- PROVIDED DATA
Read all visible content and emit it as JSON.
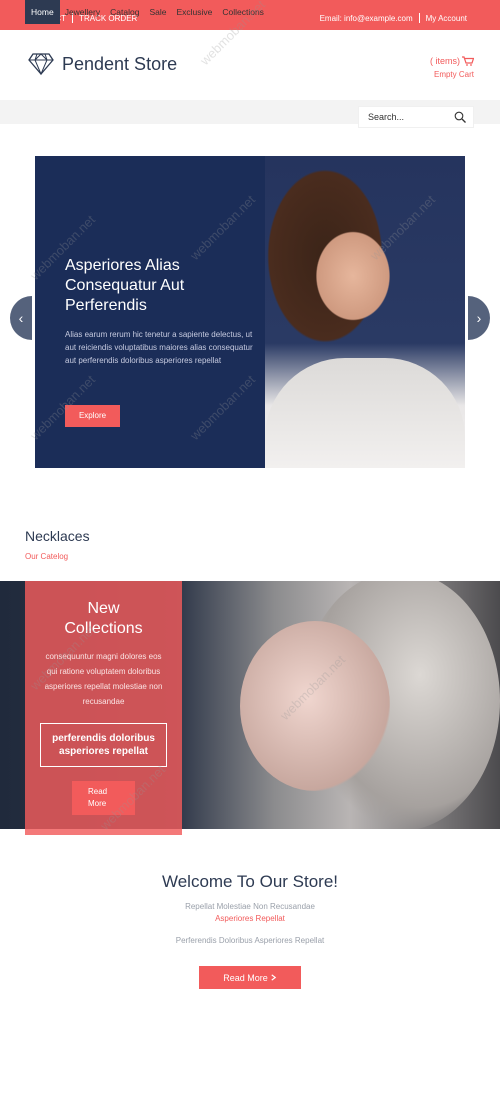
{
  "topbar": {
    "contact": "CONTACT",
    "track_order": "TRACK ORDER",
    "email": "Email: info@example.com",
    "my_account": "My Account"
  },
  "header": {
    "logo_icon": "diamond-icon",
    "store_name": "Pendent Store",
    "cart_items": "( items)",
    "cart_icon": "cart-icon",
    "cart_status": "Empty Cart"
  },
  "nav": {
    "items": [
      {
        "label": "Home",
        "active": true
      },
      {
        "label": "Jewellery"
      },
      {
        "label": "Catalog"
      },
      {
        "label": "Sale"
      },
      {
        "label": "Exclusive"
      },
      {
        "label": "Collections"
      }
    ],
    "search_placeholder": "Search..."
  },
  "hero": {
    "title": "Asperiores Alias Consequatur Aut Perferendis",
    "text": "Alias earum rerum hic tenetur a sapiente delectus, ut aut reiciendis voluptatibus maiores alias consequatur aut perferendis doloribus asperiores repellat",
    "button": "Explore",
    "prev": "‹",
    "next": "›"
  },
  "section": {
    "title": "Necklaces",
    "subtitle": "Our Catelog"
  },
  "collection": {
    "title_line1": "New",
    "title_line2": "Collections",
    "text": "consequuntur magni dolores eos qui ratione voluptatem doloribus asperiores repellat molestiae non recusandae",
    "box_text": "perferendis doloribus asperiores repellat",
    "read_line1": "Read",
    "read_line2": "More"
  },
  "welcome": {
    "title": "Welcome To Our Store!",
    "line1": "Repellat Molestiae Non Recusandae",
    "line2": "Asperiores Repellat",
    "line3": "Perferendis Doloribus Asperiores Repellat",
    "button": "Read More",
    "button_icon": "chevron-right-icon"
  },
  "watermark": "webmoban.net",
  "colors": {
    "accent": "#f25b5b",
    "navy": "#2d3a52",
    "hero_bg": "#1b2d58"
  }
}
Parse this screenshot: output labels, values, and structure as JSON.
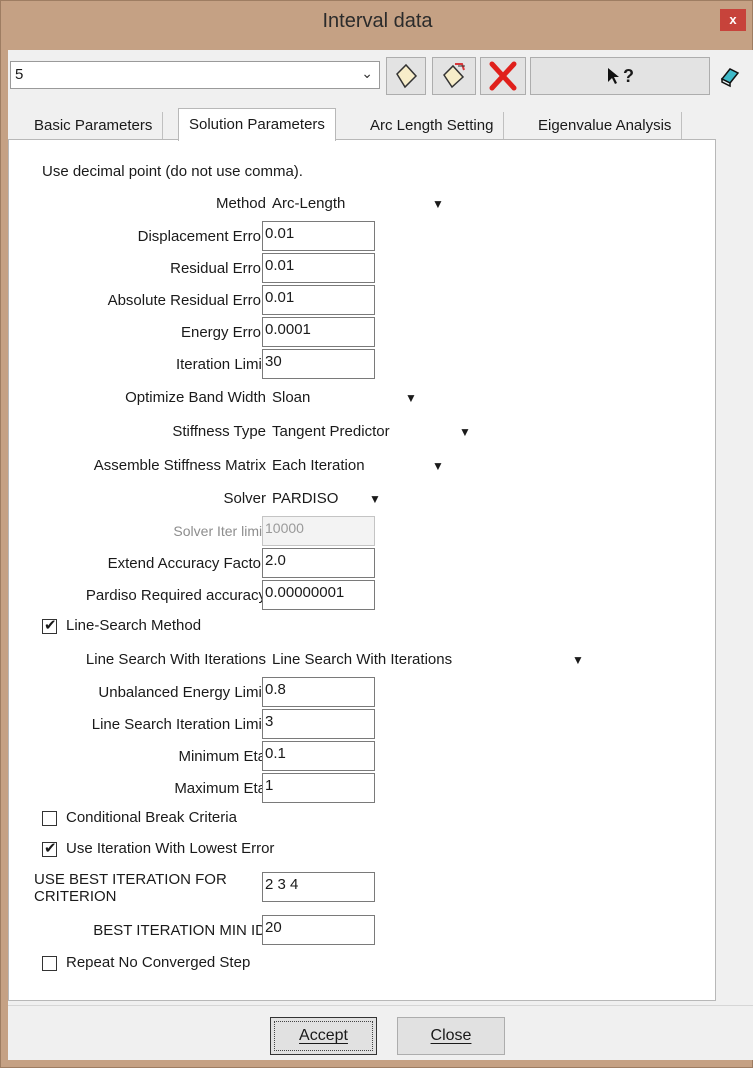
{
  "window": {
    "title": "Interval data",
    "close_label": "x"
  },
  "toolbar": {
    "interval_value": "5",
    "help_label": "?"
  },
  "tabs": [
    {
      "label": "Basic Parameters"
    },
    {
      "label": "Solution Parameters"
    },
    {
      "label": "Arc Length Setting"
    },
    {
      "label": "Eigenvalue Analysis"
    }
  ],
  "form": {
    "note": "Use decimal point (do not use comma).",
    "method": {
      "label": "Method",
      "value": "Arc-Length"
    },
    "displacement_error": {
      "label": "Displacement Error",
      "value": "0.01"
    },
    "residual_error": {
      "label": "Residual Error",
      "value": "0.01"
    },
    "absolute_residual_error": {
      "label": "Absolute Residual Error",
      "value": "0.01"
    },
    "energy_error": {
      "label": "Energy Error",
      "value": "0.0001"
    },
    "iteration_limit": {
      "label": "Iteration Limit",
      "value": "30"
    },
    "optimize_band_width": {
      "label": "Optimize Band Width",
      "value": "Sloan"
    },
    "stiffness_type": {
      "label": "Stiffness Type",
      "value": "Tangent Predictor"
    },
    "assemble_stiffness_matrix": {
      "label": "Assemble Stiffness Matrix",
      "value": "Each Iteration"
    },
    "solver": {
      "label": "Solver",
      "value": "PARDISO"
    },
    "solver_iter_limit": {
      "label": "Solver Iter limit",
      "value": "10000"
    },
    "extend_accuracy_factor": {
      "label": "Extend Accuracy Factor",
      "value": "2.0"
    },
    "pardiso_required_accuracy": {
      "label": "Pardiso Required accuracy",
      "value": "0.00000001"
    },
    "line_search_method": {
      "label": "Line-Search Method",
      "checked": true
    },
    "line_search_with_iterations": {
      "label": "Line Search With Iterations",
      "value": "Line Search With Iterations"
    },
    "unbalanced_energy_limit": {
      "label": "Unbalanced Energy Limit",
      "value": "0.8"
    },
    "line_search_iteration_limit": {
      "label": "Line Search Iteration Limit",
      "value": "3"
    },
    "minimum_eta": {
      "label": "Minimum Eta",
      "value": "0.1"
    },
    "maximum_eta": {
      "label": "Maximum Eta",
      "value": "1"
    },
    "conditional_break_criteria": {
      "label": "Conditional Break Criteria",
      "checked": false
    },
    "use_iteration_with_lowest_error": {
      "label": "Use Iteration With Lowest Error",
      "checked": true
    },
    "use_best_iteration_for_criterion": {
      "label": "USE BEST ITERATION FOR CRITERION",
      "value": "2 3 4"
    },
    "best_iteration_min_id": {
      "label": "BEST ITERATION MIN ID",
      "value": "20"
    },
    "repeat_no_converged_step": {
      "label": "Repeat No Converged Step",
      "checked": false
    }
  },
  "buttons": {
    "accept": "Accept",
    "close": "Close"
  },
  "colors": {
    "frame": "#c5a184",
    "close_button": "#c7433b",
    "delete_icon": "#e0201b"
  }
}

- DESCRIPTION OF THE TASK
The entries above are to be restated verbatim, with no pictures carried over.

- RESULT BELOW
Read all visible content and emit it as JSON.
{
  "topbar": {
    "contact": "CONTACT",
    "track_order": "TRACK ORDER",
    "email": "Email: info@example.com",
    "my_account": "My Account"
  },
  "header": {
    "logo_icon": "diamond-icon",
    "store_name": "Pendent Store",
    "cart_items": "( items)",
    "cart_icon": "cart-icon",
    "cart_status": "Empty Cart"
  },
  "nav": {
    "items": [
      {
        "label": "Home",
        "active": true
      },
      {
        "label": "Jewellery"
      },
      {
        "label": "Catalog"
      },
      {
        "label": "Sale"
      },
      {
        "label": "Exclusive"
      },
      {
        "label": "Collections"
      }
    ],
    "search_placeholder": "Search..."
  },
  "hero": {
    "title": "Asperiores Alias Consequatur Aut Perferendis",
    "text": "Alias earum rerum hic tenetur a sapiente delectus, ut aut reiciendis voluptatibus maiores alias consequatur aut perferendis doloribus asperiores repellat",
    "button": "Explore",
    "prev": "‹",
    "next": "›"
  },
  "section": {
    "title": "Necklaces",
    "subtitle": "Our Catelog"
  },
  "collection": {
    "title_line1": "New",
    "title_line2": "Collections",
    "text": "consequuntur magni dolores eos qui ratione voluptatem doloribus asperiores repellat molestiae non recusandae",
    "box_text": "perferendis doloribus asperiores repellat",
    "read_line1": "Read",
    "read_line2": "More"
  },
  "welcome": {
    "title": "Welcome To Our Store!",
    "line1": "Repellat Molestiae Non Recusandae",
    "line2": "Asperiores Repellat",
    "line3": "Perferendis Doloribus Asperiores Repellat",
    "button": "Read More",
    "button_icon": "chevron-right-icon"
  },
  "watermark": "webmoban.net",
  "colors": {
    "accent": "#f25b5b",
    "navy": "#2d3a52",
    "hero_bg": "#1b2d58"
  }
}
Parse this screenshot: output labels, values, and structure as JSON.
{
  "window": {
    "title": "Interval data",
    "close_label": "x"
  },
  "toolbar": {
    "interval_value": "5",
    "help_label": "?"
  },
  "tabs": [
    {
      "label": "Basic Parameters"
    },
    {
      "label": "Solution Parameters"
    },
    {
      "label": "Arc Length Setting"
    },
    {
      "label": "Eigenvalue Analysis"
    }
  ],
  "form": {
    "note": "Use decimal point (do not use comma).",
    "method": {
      "label": "Method",
      "value": "Arc-Length"
    },
    "displacement_error": {
      "label": "Displacement Error",
      "value": "0.01"
    },
    "residual_error": {
      "label": "Residual Error",
      "value": "0.01"
    },
    "absolute_residual_error": {
      "label": "Absolute Residual Error",
      "value": "0.01"
    },
    "energy_error": {
      "label": "Energy Error",
      "value": "0.0001"
    },
    "iteration_limit": {
      "label": "Iteration Limit",
      "value": "30"
    },
    "optimize_band_width": {
      "label": "Optimize Band Width",
      "value": "Sloan"
    },
    "stiffness_type": {
      "label": "Stiffness Type",
      "value": "Tangent Predictor"
    },
    "assemble_stiffness_matrix": {
      "label": "Assemble Stiffness Matrix",
      "value": "Each Iteration"
    },
    "solver": {
      "label": "Solver",
      "value": "PARDISO"
    },
    "solver_iter_limit": {
      "label": "Solver Iter limit",
      "value": "10000"
    },
    "extend_accuracy_factor": {
      "label": "Extend Accuracy Factor",
      "value": "2.0"
    },
    "pardiso_required_accuracy": {
      "label": "Pardiso Required accuracy",
      "value": "0.00000001"
    },
    "line_search_method": {
      "label": "Line-Search Method",
      "checked": true
    },
    "line_search_with_iterations": {
      "label": "Line Search With Iterations",
      "value": "Line Search With Iterations"
    },
    "unbalanced_energy_limit": {
      "label": "Unbalanced Energy Limit",
      "value": "0.8"
    },
    "line_search_iteration_limit": {
      "label": "Line Search Iteration Limit",
      "value": "3"
    },
    "minimum_eta": {
      "label": "Minimum Eta",
      "value": "0.1"
    },
    "maximum_eta": {
      "label": "Maximum Eta",
      "value": "1"
    },
    "conditional_break_criteria": {
      "label": "Conditional Break Criteria",
      "checked": false
    },
    "use_iteration_with_lowest_error": {
      "label": "Use Iteration With Lowest Error",
      "checked": true
    },
    "use_best_iteration_for_criterion": {
      "label": "USE BEST ITERATION FOR CRITERION",
      "value": "2 3 4"
    },
    "best_iteration_min_id": {
      "label": "BEST ITERATION MIN ID",
      "value": "20"
    },
    "repeat_no_converged_step": {
      "label": "Repeat No Converged Step",
      "checked": false
    }
  },
  "buttons": {
    "accept": "Accept",
    "close": "Close"
  },
  "colors": {
    "frame": "#c5a184",
    "close_button": "#c7433b",
    "delete_icon": "#e0201b"
  }
}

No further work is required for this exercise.